From the entries below, copy every line holding the word "this".

╔══

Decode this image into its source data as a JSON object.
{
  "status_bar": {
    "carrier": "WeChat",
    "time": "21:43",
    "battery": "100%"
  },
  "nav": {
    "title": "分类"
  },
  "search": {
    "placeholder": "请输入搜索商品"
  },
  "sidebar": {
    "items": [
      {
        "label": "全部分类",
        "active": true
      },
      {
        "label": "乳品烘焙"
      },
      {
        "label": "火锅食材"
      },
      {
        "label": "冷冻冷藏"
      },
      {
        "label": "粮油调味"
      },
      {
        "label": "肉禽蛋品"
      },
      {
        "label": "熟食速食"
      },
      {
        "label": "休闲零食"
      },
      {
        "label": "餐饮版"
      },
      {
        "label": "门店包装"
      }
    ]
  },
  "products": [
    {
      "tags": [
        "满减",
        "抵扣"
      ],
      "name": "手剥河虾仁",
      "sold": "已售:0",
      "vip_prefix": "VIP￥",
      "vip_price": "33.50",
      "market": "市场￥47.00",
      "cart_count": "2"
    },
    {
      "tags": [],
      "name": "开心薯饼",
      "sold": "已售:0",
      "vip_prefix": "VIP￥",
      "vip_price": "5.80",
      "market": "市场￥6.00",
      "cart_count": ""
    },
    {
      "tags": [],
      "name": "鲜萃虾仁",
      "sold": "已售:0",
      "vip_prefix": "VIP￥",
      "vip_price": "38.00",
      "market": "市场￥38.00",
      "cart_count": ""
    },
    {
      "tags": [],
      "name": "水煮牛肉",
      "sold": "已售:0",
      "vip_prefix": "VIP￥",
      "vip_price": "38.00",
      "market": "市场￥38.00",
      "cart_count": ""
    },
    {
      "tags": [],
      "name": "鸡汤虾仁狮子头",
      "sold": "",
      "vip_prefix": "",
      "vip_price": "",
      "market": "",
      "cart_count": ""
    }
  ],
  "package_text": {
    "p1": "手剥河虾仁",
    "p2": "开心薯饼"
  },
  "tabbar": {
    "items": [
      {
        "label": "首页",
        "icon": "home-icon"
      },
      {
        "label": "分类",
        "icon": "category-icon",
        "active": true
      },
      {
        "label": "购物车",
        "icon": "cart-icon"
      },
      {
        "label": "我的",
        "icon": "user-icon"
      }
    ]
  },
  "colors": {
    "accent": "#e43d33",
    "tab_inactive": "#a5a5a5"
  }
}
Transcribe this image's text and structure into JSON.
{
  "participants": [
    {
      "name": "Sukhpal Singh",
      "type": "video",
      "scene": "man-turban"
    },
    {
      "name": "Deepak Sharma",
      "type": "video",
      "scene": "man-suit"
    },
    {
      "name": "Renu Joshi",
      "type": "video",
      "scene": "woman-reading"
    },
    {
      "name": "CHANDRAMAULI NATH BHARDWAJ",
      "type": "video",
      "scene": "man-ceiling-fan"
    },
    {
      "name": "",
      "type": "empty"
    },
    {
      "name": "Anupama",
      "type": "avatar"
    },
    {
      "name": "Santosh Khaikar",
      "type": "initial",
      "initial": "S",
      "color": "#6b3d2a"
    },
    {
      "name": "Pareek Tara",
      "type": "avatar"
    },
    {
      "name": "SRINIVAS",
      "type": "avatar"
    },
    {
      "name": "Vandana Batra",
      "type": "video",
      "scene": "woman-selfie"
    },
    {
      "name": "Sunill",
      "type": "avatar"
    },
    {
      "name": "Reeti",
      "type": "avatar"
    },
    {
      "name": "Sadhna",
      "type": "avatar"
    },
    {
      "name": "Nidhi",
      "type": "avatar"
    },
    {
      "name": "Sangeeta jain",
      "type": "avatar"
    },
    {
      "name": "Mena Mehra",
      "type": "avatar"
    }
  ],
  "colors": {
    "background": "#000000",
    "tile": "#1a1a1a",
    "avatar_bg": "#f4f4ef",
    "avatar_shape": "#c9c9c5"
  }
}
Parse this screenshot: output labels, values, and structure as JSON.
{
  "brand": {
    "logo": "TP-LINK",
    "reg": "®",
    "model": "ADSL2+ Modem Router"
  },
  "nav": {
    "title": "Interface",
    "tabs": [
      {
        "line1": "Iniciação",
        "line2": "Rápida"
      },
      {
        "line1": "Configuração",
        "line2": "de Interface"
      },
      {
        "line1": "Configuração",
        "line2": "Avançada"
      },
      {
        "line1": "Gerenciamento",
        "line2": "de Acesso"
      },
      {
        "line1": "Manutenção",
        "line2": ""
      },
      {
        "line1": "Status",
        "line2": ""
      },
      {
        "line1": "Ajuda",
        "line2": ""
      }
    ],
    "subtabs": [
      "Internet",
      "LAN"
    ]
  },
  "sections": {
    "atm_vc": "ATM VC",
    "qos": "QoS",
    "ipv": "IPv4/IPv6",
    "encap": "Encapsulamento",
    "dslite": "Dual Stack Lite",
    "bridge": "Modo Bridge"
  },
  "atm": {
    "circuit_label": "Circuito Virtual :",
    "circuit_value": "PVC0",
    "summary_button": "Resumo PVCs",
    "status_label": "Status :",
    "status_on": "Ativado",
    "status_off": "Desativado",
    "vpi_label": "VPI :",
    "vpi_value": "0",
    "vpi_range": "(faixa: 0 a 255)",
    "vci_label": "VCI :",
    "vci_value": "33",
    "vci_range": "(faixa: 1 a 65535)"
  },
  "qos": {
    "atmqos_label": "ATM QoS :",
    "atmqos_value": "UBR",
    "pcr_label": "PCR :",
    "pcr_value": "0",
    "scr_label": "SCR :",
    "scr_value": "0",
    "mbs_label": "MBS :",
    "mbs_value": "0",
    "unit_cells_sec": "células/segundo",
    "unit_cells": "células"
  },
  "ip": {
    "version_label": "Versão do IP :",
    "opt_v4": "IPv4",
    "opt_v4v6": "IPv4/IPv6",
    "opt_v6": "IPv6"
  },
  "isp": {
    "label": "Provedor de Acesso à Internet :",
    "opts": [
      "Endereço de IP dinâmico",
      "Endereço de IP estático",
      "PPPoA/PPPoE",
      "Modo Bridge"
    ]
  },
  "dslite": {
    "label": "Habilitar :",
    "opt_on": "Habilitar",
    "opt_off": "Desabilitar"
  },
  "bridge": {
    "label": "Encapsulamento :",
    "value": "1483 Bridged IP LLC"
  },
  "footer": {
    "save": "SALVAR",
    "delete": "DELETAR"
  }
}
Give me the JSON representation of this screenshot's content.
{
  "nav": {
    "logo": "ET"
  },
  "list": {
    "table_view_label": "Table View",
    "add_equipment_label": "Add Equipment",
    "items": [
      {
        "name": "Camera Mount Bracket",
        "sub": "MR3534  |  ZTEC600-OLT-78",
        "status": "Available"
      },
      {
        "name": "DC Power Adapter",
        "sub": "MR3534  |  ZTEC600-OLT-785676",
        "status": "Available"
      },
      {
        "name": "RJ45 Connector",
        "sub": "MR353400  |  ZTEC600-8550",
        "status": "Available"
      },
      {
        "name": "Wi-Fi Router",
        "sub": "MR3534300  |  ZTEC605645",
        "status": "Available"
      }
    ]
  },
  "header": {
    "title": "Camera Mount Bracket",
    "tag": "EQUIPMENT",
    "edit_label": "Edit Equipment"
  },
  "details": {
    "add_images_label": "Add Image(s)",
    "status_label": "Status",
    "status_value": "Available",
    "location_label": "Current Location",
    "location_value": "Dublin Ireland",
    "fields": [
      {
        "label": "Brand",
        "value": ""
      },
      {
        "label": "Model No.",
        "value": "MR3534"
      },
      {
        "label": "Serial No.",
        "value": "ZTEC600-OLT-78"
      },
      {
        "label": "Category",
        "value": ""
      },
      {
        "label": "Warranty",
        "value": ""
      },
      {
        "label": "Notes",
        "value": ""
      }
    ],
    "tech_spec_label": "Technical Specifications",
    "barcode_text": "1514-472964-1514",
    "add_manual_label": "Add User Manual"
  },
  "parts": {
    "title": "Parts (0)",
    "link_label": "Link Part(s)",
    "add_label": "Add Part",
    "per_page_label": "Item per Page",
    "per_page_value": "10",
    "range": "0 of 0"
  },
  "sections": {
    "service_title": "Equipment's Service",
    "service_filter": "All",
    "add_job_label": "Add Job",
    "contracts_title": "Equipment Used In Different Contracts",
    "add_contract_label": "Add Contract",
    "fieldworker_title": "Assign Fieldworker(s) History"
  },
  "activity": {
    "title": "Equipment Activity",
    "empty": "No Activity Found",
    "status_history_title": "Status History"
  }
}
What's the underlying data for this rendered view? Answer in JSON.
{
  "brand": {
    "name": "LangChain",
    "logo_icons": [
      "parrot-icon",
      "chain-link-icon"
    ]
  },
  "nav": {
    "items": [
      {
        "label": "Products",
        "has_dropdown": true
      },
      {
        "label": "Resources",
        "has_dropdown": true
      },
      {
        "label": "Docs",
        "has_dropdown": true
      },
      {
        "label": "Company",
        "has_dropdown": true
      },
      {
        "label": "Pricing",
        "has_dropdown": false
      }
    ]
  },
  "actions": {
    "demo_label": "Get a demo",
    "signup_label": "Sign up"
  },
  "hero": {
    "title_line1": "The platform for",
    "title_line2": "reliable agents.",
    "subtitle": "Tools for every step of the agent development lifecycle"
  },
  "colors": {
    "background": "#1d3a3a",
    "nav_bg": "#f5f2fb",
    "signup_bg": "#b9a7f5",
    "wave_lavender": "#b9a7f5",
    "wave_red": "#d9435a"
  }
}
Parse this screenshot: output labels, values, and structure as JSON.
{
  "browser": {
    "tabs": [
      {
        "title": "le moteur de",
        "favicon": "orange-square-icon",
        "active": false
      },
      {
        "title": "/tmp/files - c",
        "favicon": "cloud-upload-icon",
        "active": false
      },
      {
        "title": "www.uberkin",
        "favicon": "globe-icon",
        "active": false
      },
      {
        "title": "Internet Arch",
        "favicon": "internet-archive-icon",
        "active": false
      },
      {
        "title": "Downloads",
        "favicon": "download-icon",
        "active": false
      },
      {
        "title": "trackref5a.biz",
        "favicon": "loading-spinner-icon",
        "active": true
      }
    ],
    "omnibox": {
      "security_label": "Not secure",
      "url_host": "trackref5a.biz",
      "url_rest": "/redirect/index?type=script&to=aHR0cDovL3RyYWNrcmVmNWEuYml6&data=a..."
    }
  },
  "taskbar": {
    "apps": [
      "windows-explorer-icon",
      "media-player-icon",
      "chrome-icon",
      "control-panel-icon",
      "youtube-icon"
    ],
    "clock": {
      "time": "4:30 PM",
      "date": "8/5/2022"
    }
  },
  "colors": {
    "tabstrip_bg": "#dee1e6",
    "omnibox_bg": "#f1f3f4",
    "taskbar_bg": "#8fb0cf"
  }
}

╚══

• [Exercise answer]
Decode this image into its source data as a JSON object.
Transcribe this image's text and structure into JSON.
Parse this screenshot: output labels, values, and structure as JSON.
Give me the JSON representation of this screenshot's content.
What's the underlying data for this rendered view? Answer in JSON.
Parse this screenshot: output labels, values, and structure as JSON.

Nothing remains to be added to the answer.